            The Beatles stayed together throughout my Junior and Senior High years until my graduation in 1970.  In just six years they produced more memorable music than any of the flood of British bands that followed in their wake.  Like great composers throughout history, much of Lennon/McCartney music was timeless.  The songs I heard in that first televised performance were nowhere near their best compositions.  They continued to evolve.  Unprecedented success allowed them to continuously experiment and creative genius insured those endeavors were nearly always fresh and interesting.  It seemed to me that every new release ventured into unexplored musical territory, borrowing from many genres of music.  Early in their careers, they covered songs from a variety of artists from R&B to Country.  They were inspired by such artists as Elvis, the Everly Brothers, Beach Boys, Buddy Holly, Carole King, and Little Richard.  Their initial  influences  of American Folk, Rockabilly, Skiffle, Ragtime, and Motown, eventually expanded to include both   Western  and Indian Classical, innovations  previously unheard of in rock/pop music.

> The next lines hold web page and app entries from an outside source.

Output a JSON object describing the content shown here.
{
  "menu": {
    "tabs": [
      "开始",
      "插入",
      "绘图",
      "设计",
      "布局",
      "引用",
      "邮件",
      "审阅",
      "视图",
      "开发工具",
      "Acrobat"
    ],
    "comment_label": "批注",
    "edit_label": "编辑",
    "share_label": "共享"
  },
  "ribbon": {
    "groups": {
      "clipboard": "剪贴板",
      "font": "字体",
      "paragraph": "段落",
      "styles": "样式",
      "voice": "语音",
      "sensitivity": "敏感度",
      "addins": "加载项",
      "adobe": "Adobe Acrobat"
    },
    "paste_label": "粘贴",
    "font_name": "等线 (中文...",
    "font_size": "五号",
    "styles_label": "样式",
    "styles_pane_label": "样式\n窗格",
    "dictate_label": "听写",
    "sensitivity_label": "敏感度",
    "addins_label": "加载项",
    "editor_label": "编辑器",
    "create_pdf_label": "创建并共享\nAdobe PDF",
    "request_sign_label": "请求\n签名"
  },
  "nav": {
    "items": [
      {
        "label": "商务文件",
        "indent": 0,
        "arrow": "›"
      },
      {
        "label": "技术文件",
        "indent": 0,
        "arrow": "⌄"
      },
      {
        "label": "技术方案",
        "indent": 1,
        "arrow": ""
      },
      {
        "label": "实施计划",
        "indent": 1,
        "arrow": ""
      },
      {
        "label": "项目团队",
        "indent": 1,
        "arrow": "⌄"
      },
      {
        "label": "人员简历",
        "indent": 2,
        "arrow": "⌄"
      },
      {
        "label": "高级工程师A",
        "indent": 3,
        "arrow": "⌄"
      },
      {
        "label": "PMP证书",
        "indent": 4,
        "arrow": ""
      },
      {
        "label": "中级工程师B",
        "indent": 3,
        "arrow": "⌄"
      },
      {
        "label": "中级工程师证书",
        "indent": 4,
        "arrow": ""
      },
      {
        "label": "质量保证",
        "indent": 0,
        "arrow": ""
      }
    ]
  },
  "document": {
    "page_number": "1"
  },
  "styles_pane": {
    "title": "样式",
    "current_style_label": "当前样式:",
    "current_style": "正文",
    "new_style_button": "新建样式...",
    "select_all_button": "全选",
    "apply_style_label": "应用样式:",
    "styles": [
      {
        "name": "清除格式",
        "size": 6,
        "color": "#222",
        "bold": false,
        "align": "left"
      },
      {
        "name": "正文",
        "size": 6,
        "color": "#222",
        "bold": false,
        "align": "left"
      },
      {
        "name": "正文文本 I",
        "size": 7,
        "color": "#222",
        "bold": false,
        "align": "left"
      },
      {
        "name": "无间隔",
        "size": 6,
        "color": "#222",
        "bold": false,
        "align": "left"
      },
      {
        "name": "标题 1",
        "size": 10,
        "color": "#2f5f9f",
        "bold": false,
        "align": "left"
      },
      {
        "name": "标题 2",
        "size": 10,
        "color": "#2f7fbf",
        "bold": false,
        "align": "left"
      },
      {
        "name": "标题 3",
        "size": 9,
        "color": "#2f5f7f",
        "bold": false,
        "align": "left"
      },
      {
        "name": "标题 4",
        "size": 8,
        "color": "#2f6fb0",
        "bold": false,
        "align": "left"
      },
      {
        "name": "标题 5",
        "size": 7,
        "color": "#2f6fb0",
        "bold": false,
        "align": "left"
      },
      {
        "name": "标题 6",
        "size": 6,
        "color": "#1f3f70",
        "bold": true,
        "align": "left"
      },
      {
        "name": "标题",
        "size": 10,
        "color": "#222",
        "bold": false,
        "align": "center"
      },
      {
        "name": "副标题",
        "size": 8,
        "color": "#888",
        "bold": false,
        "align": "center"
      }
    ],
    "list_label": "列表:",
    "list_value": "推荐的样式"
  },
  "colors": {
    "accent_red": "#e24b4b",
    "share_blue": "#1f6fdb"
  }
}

            Though I became a fan of many other performers, no others had the life-long influence on me, or the world, that the Fab Four did.  All four had successful post Beatle  careers, though none captured the magic in a bottle that the synergy of their collaborative efforts produced.